A bidder called “Cobalt Video Holdco” has offered an initial bid of $290 million to purchase Blockbuster out of bankruptcy. Rival bidders will have to come in with higher numbers if they want to acquire the failed video chain. [Source: Wilking, Rick. “Blockbuster gets $290 million ‘stalking horse bid,'” Reuters, 2/21/11. Downloaded from: http://www.reuters.com/article/2011/02/21/us-blockbuster-idUSTRE71K5SO20110221]
But why would anyone want to acquire Blockbuster for over $290 million – or even for a lower amount? Just this week, Hulu announced that it’s $7.99 per month streaming video service will now feature films from the Criterion collection. For a few bucks, viewers will be able to watch many of the greatest movies ever made. [Source: “Classic Films To Debut On Hulu Plus,” imdb.com, 2/16/11. Downloaded from: http://www.imdb.com/news/ni7792397/.]. And Netflix’s subscriber base grew by 63% last year. [Source: Martin Peers. Wall Street Journal. (Eastern edition). “Netflix Epic Turns to ‘Short’ Story.” New York, N.Y.: Feb 16, 2011. pg. C.14].
Why would someone want to take on these new service providers, not to mention Redbox and Amazon, by operating Blockbuster’s archaic chain of brick-and-mortar stores (for $290 million!)? As it turns out, there are a few potential reasons:
First, the acquiring company would not have to operate Blockbuster. It might be able to liquidate some or all of the company’s assets in a profitable way. Unfortunately, Blockbuster does not seem to have a lot of valuable assets. Its locations are generally good, though, and could be valuable to another chain store.
Second, the acquiring company could turn Blockbuster around with a new strategy. For example, an acquirer could retain Blockbuster’s kiosk business and compete head-to-head with Redbox, using Blockbuster’s name recognition, but dispose of its other assets in a profitable way. Another option would be to make Blockbuster a pure retail store, selling dvd’s, video equipment, and associated merchandise

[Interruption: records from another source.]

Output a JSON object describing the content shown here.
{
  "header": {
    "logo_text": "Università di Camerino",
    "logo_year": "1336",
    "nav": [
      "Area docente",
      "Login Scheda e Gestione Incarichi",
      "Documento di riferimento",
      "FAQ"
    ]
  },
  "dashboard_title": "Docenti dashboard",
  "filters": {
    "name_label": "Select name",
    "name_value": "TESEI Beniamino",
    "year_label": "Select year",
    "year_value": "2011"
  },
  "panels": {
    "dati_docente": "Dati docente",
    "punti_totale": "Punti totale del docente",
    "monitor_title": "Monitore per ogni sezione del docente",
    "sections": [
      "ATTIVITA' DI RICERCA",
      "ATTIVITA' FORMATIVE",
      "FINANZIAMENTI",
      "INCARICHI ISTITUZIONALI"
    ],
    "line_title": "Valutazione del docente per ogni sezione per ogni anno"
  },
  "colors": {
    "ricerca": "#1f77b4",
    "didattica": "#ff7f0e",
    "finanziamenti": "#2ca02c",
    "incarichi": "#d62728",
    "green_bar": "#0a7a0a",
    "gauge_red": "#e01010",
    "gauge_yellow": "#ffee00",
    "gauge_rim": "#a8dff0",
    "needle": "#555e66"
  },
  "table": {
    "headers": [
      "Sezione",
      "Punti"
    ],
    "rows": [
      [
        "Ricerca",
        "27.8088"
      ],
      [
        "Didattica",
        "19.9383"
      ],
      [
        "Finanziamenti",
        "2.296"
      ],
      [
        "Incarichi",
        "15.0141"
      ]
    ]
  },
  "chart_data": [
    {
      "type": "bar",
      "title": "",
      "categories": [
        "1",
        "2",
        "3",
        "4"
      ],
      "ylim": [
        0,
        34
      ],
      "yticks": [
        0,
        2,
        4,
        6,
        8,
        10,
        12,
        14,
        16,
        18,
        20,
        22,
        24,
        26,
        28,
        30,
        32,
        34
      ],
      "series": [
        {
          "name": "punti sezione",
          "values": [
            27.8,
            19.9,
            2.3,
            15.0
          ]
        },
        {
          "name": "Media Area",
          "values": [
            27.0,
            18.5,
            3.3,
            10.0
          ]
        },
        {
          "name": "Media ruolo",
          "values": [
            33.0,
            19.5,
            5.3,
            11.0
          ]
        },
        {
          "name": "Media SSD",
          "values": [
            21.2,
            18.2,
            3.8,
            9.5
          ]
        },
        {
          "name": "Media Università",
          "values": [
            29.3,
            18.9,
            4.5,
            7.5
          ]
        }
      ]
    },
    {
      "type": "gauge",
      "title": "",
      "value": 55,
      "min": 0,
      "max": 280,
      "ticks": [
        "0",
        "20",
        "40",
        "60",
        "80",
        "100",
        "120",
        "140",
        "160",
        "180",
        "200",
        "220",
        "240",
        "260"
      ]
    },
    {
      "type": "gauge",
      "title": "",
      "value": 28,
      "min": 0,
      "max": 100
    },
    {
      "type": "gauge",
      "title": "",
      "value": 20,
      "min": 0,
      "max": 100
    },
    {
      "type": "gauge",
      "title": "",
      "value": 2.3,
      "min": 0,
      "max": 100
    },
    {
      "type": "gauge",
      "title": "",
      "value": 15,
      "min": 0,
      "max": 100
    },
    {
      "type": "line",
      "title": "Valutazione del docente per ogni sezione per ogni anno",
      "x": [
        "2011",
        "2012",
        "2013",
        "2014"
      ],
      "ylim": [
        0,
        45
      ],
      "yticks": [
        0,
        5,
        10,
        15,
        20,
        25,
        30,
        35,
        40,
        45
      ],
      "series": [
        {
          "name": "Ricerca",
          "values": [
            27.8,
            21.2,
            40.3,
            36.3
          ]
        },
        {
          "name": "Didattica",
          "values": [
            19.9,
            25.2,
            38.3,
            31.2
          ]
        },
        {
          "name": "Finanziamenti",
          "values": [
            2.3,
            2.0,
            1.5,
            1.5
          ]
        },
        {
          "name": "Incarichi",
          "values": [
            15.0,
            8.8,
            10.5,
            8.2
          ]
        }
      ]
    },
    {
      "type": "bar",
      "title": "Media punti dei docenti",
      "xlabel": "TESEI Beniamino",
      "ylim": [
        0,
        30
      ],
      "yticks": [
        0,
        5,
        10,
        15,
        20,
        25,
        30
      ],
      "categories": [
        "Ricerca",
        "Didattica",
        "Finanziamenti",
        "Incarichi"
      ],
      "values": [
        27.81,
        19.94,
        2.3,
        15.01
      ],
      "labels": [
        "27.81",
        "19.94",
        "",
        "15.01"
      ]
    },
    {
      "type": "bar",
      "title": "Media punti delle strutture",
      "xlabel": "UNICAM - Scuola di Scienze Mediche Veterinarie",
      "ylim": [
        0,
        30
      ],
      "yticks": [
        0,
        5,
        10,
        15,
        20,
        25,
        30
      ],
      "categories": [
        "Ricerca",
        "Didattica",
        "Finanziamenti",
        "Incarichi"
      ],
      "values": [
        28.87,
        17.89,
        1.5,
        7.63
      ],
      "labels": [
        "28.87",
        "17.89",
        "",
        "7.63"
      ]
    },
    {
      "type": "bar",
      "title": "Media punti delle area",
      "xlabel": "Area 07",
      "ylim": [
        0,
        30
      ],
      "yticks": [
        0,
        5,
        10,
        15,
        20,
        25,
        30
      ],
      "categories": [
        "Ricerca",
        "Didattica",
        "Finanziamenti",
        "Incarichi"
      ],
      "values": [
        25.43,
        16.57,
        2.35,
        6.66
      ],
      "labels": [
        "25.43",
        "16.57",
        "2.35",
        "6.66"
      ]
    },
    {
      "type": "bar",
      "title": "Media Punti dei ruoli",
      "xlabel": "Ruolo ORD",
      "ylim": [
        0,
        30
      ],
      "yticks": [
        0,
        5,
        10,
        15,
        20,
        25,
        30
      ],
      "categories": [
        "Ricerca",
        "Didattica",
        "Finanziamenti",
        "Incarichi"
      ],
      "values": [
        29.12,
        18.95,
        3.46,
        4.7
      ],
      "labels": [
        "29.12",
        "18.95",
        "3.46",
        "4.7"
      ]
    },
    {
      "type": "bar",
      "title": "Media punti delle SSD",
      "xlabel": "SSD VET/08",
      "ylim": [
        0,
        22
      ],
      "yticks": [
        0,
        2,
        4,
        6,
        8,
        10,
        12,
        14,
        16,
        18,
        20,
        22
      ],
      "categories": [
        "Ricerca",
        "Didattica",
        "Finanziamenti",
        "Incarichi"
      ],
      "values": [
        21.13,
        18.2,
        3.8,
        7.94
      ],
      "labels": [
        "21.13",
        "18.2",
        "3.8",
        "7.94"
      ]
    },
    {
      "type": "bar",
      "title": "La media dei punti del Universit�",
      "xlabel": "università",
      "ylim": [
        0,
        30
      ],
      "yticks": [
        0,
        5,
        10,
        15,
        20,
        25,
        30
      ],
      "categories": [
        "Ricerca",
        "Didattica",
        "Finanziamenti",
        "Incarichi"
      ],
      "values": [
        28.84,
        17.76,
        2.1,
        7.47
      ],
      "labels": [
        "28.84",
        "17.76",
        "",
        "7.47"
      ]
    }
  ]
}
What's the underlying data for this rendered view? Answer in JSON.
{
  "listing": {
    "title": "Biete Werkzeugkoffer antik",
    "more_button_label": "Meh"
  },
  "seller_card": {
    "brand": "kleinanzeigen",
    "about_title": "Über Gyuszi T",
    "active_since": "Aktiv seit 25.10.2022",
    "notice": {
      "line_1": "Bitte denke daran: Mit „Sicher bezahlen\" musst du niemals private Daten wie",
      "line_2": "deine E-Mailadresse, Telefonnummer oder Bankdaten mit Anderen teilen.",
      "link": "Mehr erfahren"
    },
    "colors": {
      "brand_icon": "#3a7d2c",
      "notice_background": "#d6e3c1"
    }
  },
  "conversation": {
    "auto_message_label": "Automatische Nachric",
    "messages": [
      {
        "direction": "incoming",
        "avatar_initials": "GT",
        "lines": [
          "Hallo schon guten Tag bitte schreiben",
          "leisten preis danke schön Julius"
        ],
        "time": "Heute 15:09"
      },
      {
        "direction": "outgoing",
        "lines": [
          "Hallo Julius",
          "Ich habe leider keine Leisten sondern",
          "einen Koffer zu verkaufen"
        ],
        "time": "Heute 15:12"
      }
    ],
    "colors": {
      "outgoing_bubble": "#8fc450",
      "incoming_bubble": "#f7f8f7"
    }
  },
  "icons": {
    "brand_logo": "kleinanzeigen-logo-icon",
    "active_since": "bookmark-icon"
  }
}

Third, one of today’s video superstars (e.g., Redbox) could acquire Blockbuster to benefit from its movie inventory and relationships with studios (to the extent such relationships still exist). An existing giant might even see an advantage to having brick-and-mortar locations. For example, what if Amazon.com bought Blockbuster and operated its store locations as Amazon.com stores, providing free overnight pick-up for any customer order, as well as drop shipping for Amazon sellers? That probably will not happen, but it would be interesting.
The bottom line is that acquiring Blockbuster could make strategic sense for someone, and of course the price tag would be high – higher than $290 million. A comparison can be made among the bankruptcy attorney san diego available at the firms. The charges of the lawyers should be under the funds of the person to cover the financial loss.